Colorado has four national parks – Rocky Mountain, Black Canyon of the Gunnison, Great Sand Dunes, and Mesa Verde. Rocky Mountain is by far the biggest, most popular, and most accessible, at just an hour and a half from Denver. It has over 350 miles of trails, is home to the highest paved road in the country, and has tons of spots for kayaking, cycling, whitewater rafting, horseback riding, and more. Black Canyon of the Gunnison, on the other hand, is one of the least visited national parks in the country. Most visitors drive, camp, and hike along the rim, although experienced backpackers can obtain a wilderness permit to explore the inner canyon. In Great Sand Dunes, you’ll seriously question whether you’re in the U.S. or the Sahara. The main things to do in the park are to climb up the sand dunes and hike, sled, or sandboard back down. Backcountry permits are also available for hiking and camping among the dunes.
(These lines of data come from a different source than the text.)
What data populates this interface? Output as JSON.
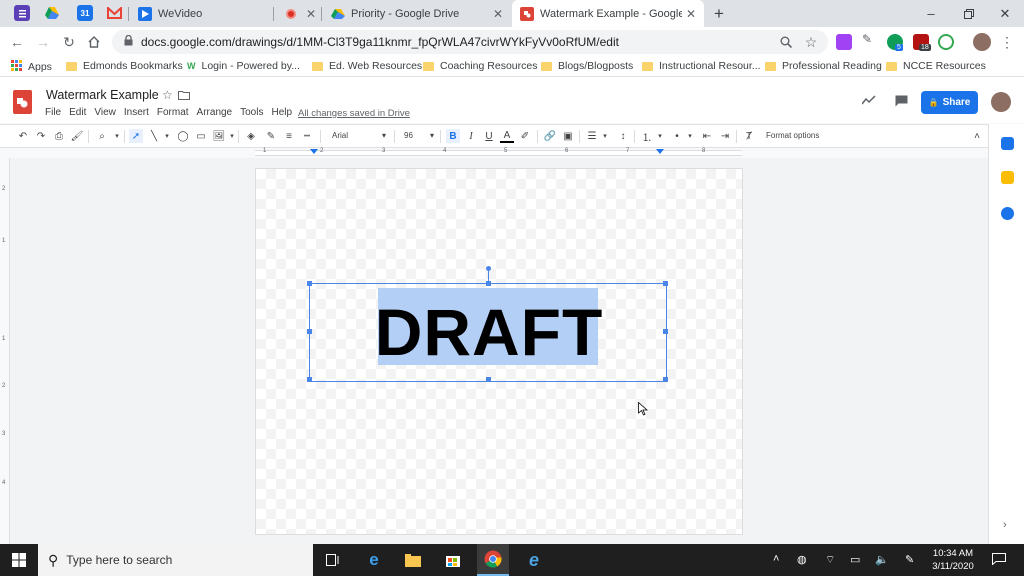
{
  "tabs": [
    {
      "title": "WeVideo",
      "icon": "wevideo-icon"
    },
    {
      "title": "Priority - Google Drive",
      "icon": "google-drive-icon"
    },
    {
      "title": "Watermark Example - Google Dr",
      "icon": "google-drawings-icon",
      "active": true
    }
  ],
  "address_bar": {
    "url": "docs.google.com/drawings/d/1MM-Cl3T9ga11knmr_fpQrWLA47civrWYkFyVv0oRfUM/edit"
  },
  "extensions": {
    "badge_1": "5",
    "badge_2": "18"
  },
  "bookmarks": [
    {
      "label": "Apps",
      "icon": "apps-grid-icon"
    },
    {
      "label": "Edmonds Bookmarks",
      "icon": "folder-icon"
    },
    {
      "label": "Login - Powered by...",
      "icon": "link-icon"
    },
    {
      "label": "Ed. Web Resources",
      "icon": "folder-icon"
    },
    {
      "label": "Coaching Resources",
      "icon": "folder-icon"
    },
    {
      "label": "Blogs/Blogposts",
      "icon": "folder-icon"
    },
    {
      "label": "Instructional Resour...",
      "icon": "folder-icon"
    },
    {
      "label": "Professional Reading",
      "icon": "folder-icon"
    },
    {
      "label": "NCCE Resources",
      "icon": "folder-icon"
    }
  ],
  "app": {
    "doc_title": "Watermark Example",
    "menus": [
      "File",
      "Edit",
      "View",
      "Insert",
      "Format",
      "Arrange",
      "Tools",
      "Help"
    ],
    "save_status": "All changes saved in Drive",
    "share_label": "Share"
  },
  "toolbar": {
    "font": "Arial",
    "font_size": "96",
    "format_options": "Format options"
  },
  "ruler": {
    "h_numbers": [
      "1",
      "2",
      "3",
      "4",
      "5",
      "6",
      "7",
      "8"
    ],
    "v_numbers": [
      "2",
      "1",
      "1",
      "2",
      "3",
      "4"
    ]
  },
  "canvas": {
    "text": "DRAFT"
  },
  "taskbar": {
    "search_placeholder": "Type here to search",
    "time": "10:34 AM",
    "date": "3/11/2020"
  },
  "colors": {
    "accent": "#1a73e8",
    "selection": "#4a86e8"
  }
}
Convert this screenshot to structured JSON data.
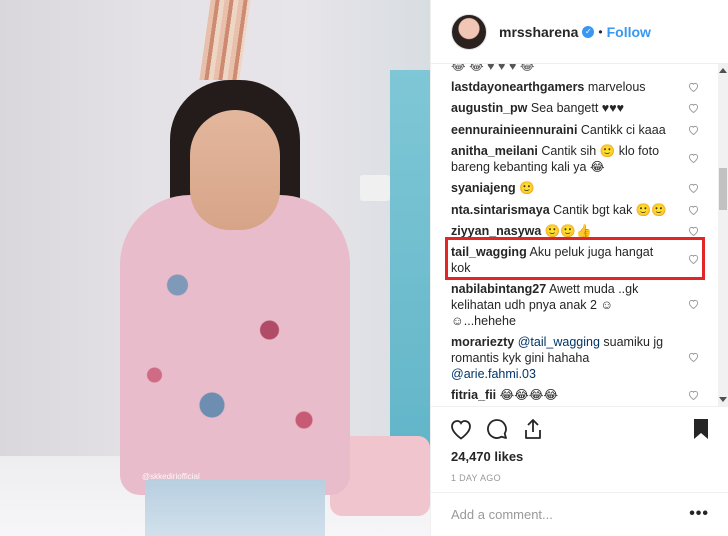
{
  "header": {
    "username": "mrssharena",
    "verified_glyph": "✓",
    "separator": "•",
    "follow_label": "Follow"
  },
  "comments": [
    {
      "user": "lastdayonearthgamers",
      "text": "marvelous"
    },
    {
      "user": "augustin_pw",
      "text": "Sea bangett ♥♥♥"
    },
    {
      "user": "eennurainieennuraini",
      "text": "Cantikk ci kaaa"
    },
    {
      "user": "anitha_meilani",
      "text": "Cantik sih 🙂 klo foto",
      "text2": "bareng kebanting kali ya 😂"
    },
    {
      "user": "syaniajeng",
      "text": "🙂"
    },
    {
      "user": "nta.sintarismaya",
      "text": "Cantik bgt kak 🙂🙂"
    },
    {
      "user": "ziyyan_nasywa",
      "text": "🙂🙂👍"
    },
    {
      "user": "tail_wagging",
      "text": "Aku peluk juga hangat",
      "text2": "kok"
    },
    {
      "user": "nabilabintang27",
      "text": "Awett muda ..gk",
      "text2": "kelihatan udh pnya anak 2 ☺",
      "text3": "☺...hehehe"
    },
    {
      "user": "morariezty",
      "mention": "@tail_wagging",
      "text": "suamiku jg",
      "text2": "romantis kyk gini hahaha",
      "mention2": "@arie.fahmi.03"
    },
    {
      "user": "fitria_fii",
      "text": "😂😂😂😂"
    }
  ],
  "partial_top_text": "😂 😂 ♥ ♥ ♥ 😂",
  "actions": {
    "likes": "24,470 likes",
    "time_ago": "1 DAY AGO"
  },
  "add_comment": {
    "placeholder": "Add a comment...",
    "more_label": "•••"
  },
  "photo": {
    "watermark": "@skkediriofficial"
  },
  "colors": {
    "accent": "#3897f0",
    "highlight": "#e22525"
  }
}
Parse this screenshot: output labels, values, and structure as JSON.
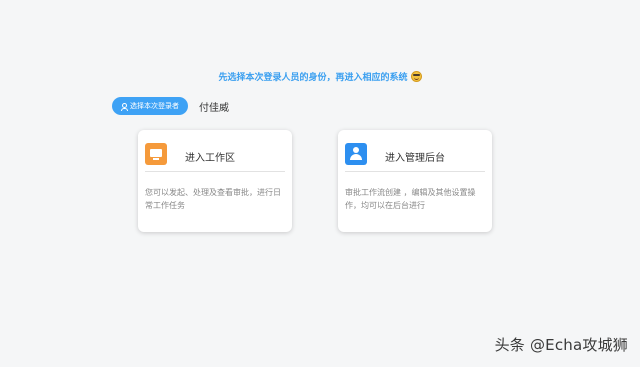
{
  "header": {
    "prompt": "先选择本次登录人员的身份，再进入相应的系统"
  },
  "user": {
    "select_button_label": "选择本次登录者",
    "selected_name": "付佳威"
  },
  "cards": [
    {
      "title": "进入工作区",
      "description": "您可以发起、处理及查看审批，进行日常工作任务",
      "icon": "monitor-icon",
      "color": "#f59a3b"
    },
    {
      "title": "进入管理后台",
      "description": "审批工作流创建 ，编辑及其他设置操作，均可以在后台进行",
      "icon": "person-icon",
      "color": "#2d8ff0"
    }
  ],
  "colors": {
    "accent": "#3ea2f5",
    "background": "#f5f6f7"
  },
  "watermark": "头条 @Echa攻城狮"
}
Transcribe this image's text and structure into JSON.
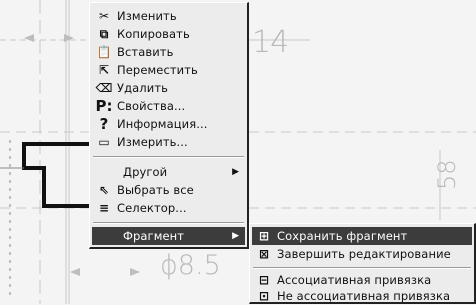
{
  "drawing": {
    "dimension_top": "14",
    "dimension_bottom": "ϕ8.5",
    "dimension_right": "58"
  },
  "context_menu": {
    "items": [
      {
        "label": "Изменить",
        "icon": "edit-icon"
      },
      {
        "label": "Копировать",
        "icon": "copy-icon"
      },
      {
        "label": "Вставить",
        "icon": "paste-icon"
      },
      {
        "label": "Переместить",
        "icon": "move-icon"
      },
      {
        "label": "Удалить",
        "icon": "delete-icon"
      },
      {
        "label": "Свойства...",
        "icon": "properties-icon"
      },
      {
        "label": "Информация...",
        "icon": "info-icon"
      },
      {
        "label": "Измерить...",
        "icon": "measure-icon"
      },
      {
        "label": "Другой",
        "icon": ""
      },
      {
        "label": "Выбрать все",
        "icon": "select-all-icon"
      },
      {
        "label": "Селектор...",
        "icon": "selector-icon"
      },
      {
        "label": "Фрагмент",
        "icon": ""
      }
    ]
  },
  "sub_menu": {
    "items": [
      {
        "label": "Сохранить фрагмент",
        "icon": "save-fragment-icon"
      },
      {
        "label": "Завершить редактирование",
        "icon": "finish-edit-icon"
      },
      {
        "label": "Ассоциативная привязка",
        "icon": "associative-link-icon"
      },
      {
        "label": "Не ассоциативная привязка",
        "icon": "non-associative-link-icon"
      }
    ]
  }
}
Mesa Verde exists primarily to protect the 5,000 Pueblo archeological sites in the area, which are among the best-preserved in the country. Scenic drives and hiking trails pass by cliff dwellings and other archeological sites, some of which can be visited on a guided tour, and the park also has its own museum.
8. What are the best breweries in Colorado?
With over 400 breweries, the Colorado beer scene is nearly unmatched. It’s nearly impossible to choose the best breweries in the state, but really, you can’t go wrong. In the Denver area, some of the best options include Denver Beer Co., Bierstadt Lagerhaus, Dry Dock in Aurora, Cannonball Creek in Golden, and 4 Noses in Broomfield. But the rest of the state has just as much craft beer enthusiasm. Broken Compass in Breckinridge, Odd13 in Lafayette, and Ska in Durango are all breweries worth seeking out.
9. What kinds of wildlife does Colorado have?
Colorado is one of the best states for spotting wildlife. Some of the most memorable animals you could see on your trip include bighorn sheep, mountain goats, bison, elk, moose, antelope, and black bears. If you’re lucky, you could spot a bald eagle or wild horses. But it’s important to be smart about wildlife viewing. Do not approach any wild animals, and lock up all your food and scented items if you’re camping.
10. How can I save money when visiting Colorado?
Accommodation is one of the biggest expenses on most trips, so take some time to price out different options. Camping part of the time, choosing a vacation rental instead of a hotel, or staying away from the tourist areas will cut down on expenses as well. You can also plan to pick up groceries and prepare some of your own food instead of eating out all the time, which will make a big dent. Prices in most places will be lower in the off-season and consider going to the more touristy places during the week, which will usually be cheaper than the weekends. Colorado ski trips tend to be particularly pricey, but you can save by heading to a less touristy ski area and choosing accommodations away from the hill.